Australian shipbuilding workers have stepped up protests against the national government over the future of navy shipbuilding, threatening thousands of jobs in 2015.

Hundreds of workers in Adelaide and Perth marched through the streets in December, protesting at the conservative Abbott Government’s move to outsource future building of warships and submarines overseas.

The rallies of Australian Manufacturing Workers’ Union (AMWU) members also demanded the Defence Minister be sacked or resign for failing to ensure continuing work domestically on the current build of three Air Warfare Destroyers (AWD).

The Government also refused to bring forward plans to build eight new navy frigates or even guarantee they will be built in Australia, leaving BAE Systems and Forgacs with a gap in contracts known as “the valley of death”.

AMWU Assistant National Secretary Glenn Thompson slammed Defence Minister David Johnston's “bumbling inaction” on the AWD project.

“He must resign unless he takes immediate action on what his own expert report, the AMWU and the shipbuilding industry keep telling him, we need a rolling build of naval combat ships in Adelaide and other Australian shipyards and we need commitment now,” Mr Thompson said.

The biggest contract issue facing Australian shipbuilding is whether the nation’s future submarine fleet will be built in Australia, as promised by the Abbott Government before it was elected in 2013. The Government has now backtracked and is considering outsourcing the work. That would devastate Australia’s shipbuilding industry.

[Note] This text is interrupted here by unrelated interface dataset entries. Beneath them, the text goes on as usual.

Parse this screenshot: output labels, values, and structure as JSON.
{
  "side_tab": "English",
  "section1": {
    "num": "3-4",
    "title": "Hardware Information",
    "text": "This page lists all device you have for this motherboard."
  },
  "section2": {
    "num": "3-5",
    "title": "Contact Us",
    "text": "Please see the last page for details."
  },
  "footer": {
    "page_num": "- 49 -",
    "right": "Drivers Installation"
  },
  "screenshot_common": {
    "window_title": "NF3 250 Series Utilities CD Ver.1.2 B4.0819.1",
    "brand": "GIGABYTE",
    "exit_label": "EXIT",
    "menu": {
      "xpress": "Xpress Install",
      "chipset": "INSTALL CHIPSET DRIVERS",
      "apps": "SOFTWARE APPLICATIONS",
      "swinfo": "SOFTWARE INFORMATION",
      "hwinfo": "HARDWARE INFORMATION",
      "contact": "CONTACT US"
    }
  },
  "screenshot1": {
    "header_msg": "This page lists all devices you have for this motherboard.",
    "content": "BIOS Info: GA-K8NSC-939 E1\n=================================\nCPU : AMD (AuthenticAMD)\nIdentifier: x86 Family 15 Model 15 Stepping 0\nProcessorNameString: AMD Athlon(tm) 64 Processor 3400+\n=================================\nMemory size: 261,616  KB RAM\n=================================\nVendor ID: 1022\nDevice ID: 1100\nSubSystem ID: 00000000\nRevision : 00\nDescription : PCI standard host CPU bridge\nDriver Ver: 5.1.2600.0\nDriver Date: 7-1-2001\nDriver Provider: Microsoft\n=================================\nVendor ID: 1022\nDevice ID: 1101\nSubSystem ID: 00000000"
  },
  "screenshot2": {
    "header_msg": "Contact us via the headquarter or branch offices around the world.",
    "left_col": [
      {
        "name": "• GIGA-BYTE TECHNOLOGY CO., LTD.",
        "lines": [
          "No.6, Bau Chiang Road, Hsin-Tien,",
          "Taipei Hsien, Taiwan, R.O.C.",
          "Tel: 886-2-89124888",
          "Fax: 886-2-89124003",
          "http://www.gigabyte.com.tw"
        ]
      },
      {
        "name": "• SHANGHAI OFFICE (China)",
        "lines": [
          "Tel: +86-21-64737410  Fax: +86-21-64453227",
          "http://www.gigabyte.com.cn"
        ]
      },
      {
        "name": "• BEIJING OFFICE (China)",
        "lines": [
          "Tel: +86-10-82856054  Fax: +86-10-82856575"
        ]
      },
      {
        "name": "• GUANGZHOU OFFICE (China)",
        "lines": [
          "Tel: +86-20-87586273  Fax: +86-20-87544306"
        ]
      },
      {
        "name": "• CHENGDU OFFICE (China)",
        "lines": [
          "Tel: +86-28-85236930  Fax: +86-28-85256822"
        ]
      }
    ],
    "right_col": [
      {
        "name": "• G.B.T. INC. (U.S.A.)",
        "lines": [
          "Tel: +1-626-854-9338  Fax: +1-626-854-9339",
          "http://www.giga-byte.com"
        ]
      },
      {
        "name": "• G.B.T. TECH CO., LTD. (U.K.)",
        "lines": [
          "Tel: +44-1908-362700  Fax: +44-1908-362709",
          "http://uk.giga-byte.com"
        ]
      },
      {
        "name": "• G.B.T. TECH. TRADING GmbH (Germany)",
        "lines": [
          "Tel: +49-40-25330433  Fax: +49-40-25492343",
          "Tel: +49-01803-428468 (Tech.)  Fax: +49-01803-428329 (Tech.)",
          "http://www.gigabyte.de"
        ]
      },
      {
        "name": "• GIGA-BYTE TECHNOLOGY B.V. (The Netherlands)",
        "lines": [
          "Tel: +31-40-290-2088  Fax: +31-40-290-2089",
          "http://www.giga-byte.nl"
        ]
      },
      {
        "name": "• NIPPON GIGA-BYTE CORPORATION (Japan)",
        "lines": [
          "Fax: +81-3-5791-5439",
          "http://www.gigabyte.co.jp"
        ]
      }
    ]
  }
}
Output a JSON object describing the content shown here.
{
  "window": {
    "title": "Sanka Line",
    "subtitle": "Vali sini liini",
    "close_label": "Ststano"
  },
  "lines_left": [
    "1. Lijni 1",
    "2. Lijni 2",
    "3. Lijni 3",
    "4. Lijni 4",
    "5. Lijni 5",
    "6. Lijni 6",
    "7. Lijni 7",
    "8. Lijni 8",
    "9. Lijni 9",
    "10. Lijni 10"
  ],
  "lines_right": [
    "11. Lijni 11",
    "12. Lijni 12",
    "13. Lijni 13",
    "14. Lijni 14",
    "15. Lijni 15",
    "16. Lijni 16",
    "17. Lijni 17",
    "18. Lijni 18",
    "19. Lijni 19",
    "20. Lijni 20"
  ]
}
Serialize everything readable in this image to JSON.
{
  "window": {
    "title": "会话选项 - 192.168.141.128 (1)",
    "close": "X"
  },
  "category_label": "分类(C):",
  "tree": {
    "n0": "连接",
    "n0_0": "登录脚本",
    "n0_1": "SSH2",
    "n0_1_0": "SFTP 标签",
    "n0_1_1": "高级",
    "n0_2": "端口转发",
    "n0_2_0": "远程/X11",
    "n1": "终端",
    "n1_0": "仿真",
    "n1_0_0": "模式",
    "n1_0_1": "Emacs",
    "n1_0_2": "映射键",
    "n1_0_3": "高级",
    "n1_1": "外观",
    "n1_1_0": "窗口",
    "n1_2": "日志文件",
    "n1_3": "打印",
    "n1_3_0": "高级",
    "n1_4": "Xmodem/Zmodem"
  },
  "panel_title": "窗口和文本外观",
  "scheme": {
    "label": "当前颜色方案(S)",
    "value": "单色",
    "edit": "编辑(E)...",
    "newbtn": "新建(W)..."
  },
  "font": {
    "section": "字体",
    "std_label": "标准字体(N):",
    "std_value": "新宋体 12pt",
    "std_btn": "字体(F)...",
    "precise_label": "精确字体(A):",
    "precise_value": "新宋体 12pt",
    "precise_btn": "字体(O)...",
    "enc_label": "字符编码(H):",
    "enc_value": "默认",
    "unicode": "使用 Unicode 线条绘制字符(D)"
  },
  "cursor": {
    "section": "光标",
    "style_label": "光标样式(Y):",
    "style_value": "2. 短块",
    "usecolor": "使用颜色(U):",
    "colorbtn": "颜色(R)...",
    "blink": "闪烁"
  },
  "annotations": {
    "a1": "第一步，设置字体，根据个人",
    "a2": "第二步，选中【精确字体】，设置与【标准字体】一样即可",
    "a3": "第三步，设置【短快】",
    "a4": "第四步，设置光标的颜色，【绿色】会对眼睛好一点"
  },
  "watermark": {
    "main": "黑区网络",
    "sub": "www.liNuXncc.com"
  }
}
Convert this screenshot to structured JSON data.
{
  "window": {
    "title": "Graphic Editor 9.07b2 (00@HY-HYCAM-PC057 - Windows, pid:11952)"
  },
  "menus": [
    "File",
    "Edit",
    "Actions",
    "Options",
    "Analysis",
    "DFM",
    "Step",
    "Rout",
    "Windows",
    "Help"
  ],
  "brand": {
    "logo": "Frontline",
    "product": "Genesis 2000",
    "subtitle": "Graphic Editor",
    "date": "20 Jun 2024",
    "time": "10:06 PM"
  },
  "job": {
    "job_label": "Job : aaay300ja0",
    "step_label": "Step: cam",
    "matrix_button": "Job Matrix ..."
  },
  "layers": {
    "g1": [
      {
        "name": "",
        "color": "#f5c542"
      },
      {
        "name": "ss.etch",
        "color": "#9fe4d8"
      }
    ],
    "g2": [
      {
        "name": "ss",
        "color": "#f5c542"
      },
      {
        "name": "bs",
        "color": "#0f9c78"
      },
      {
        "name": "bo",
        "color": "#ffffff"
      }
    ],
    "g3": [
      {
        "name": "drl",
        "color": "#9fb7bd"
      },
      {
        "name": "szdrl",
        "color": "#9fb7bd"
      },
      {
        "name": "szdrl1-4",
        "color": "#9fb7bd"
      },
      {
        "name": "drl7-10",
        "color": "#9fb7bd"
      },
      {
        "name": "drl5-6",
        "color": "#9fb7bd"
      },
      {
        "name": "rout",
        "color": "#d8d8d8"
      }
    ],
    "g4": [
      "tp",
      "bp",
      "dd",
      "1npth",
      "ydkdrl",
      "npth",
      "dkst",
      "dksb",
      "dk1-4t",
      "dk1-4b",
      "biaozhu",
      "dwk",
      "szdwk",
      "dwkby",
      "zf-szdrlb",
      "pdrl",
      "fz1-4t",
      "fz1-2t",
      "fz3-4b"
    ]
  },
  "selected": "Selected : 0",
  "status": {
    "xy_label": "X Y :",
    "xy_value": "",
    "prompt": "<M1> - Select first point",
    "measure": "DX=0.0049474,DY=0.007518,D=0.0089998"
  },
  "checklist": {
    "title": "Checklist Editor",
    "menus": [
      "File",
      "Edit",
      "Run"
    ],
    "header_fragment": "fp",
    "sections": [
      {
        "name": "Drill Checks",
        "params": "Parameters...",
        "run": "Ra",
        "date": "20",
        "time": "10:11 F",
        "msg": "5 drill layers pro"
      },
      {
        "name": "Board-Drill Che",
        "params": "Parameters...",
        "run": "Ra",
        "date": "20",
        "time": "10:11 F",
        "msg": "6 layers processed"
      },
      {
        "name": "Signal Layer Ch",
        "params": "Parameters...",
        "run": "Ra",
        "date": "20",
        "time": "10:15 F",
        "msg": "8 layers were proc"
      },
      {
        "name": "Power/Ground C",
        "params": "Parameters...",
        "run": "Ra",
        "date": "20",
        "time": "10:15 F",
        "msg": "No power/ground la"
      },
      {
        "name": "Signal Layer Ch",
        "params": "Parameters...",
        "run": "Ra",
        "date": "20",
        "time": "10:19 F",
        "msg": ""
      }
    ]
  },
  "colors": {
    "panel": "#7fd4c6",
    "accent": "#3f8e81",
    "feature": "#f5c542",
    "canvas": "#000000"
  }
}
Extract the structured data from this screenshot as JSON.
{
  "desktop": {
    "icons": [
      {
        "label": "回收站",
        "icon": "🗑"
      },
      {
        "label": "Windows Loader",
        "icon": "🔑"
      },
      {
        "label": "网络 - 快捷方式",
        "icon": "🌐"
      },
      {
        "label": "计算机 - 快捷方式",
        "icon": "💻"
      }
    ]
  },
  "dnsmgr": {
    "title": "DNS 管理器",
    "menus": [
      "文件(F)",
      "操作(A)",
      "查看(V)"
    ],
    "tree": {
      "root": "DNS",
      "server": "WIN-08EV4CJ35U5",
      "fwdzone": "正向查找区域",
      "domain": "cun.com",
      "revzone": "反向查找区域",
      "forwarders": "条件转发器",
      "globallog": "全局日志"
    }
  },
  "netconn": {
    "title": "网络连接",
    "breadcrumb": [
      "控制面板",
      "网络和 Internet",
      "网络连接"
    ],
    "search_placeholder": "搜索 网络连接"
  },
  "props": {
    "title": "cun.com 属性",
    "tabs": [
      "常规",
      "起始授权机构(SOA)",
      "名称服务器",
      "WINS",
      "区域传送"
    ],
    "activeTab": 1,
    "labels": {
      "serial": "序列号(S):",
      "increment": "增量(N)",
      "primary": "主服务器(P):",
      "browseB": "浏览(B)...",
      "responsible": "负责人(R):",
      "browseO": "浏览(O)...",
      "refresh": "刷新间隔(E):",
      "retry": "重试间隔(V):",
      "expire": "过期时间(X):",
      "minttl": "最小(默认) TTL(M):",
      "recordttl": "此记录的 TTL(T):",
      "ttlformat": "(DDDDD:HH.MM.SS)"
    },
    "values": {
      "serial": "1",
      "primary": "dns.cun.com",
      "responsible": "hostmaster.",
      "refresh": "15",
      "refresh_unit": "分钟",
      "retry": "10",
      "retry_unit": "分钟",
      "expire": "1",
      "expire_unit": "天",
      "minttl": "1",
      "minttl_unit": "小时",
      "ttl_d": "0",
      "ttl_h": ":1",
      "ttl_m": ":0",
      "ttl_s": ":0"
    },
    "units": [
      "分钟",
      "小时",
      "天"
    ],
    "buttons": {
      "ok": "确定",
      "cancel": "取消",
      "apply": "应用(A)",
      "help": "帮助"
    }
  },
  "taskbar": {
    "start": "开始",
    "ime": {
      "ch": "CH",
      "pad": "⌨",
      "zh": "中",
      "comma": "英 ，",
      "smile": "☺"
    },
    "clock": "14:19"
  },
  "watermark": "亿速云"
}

But AMWU union action has won powerful political support, even from Senators in the ruling Abbott Government, that there should be a transparent tender process on the project and whichever bidder wins; the submarines must be built in Australia.

In November, Mr Thompson attended IndustriALL’s World Conference on Shipbuilding and Shipbreaking in Japan, where unions at BAE Systems operations in Britain, the US and Australia agreed to set up a global network.

“We will be working in a collaborative way to share information and build global solidarity,” Mr Thompson said.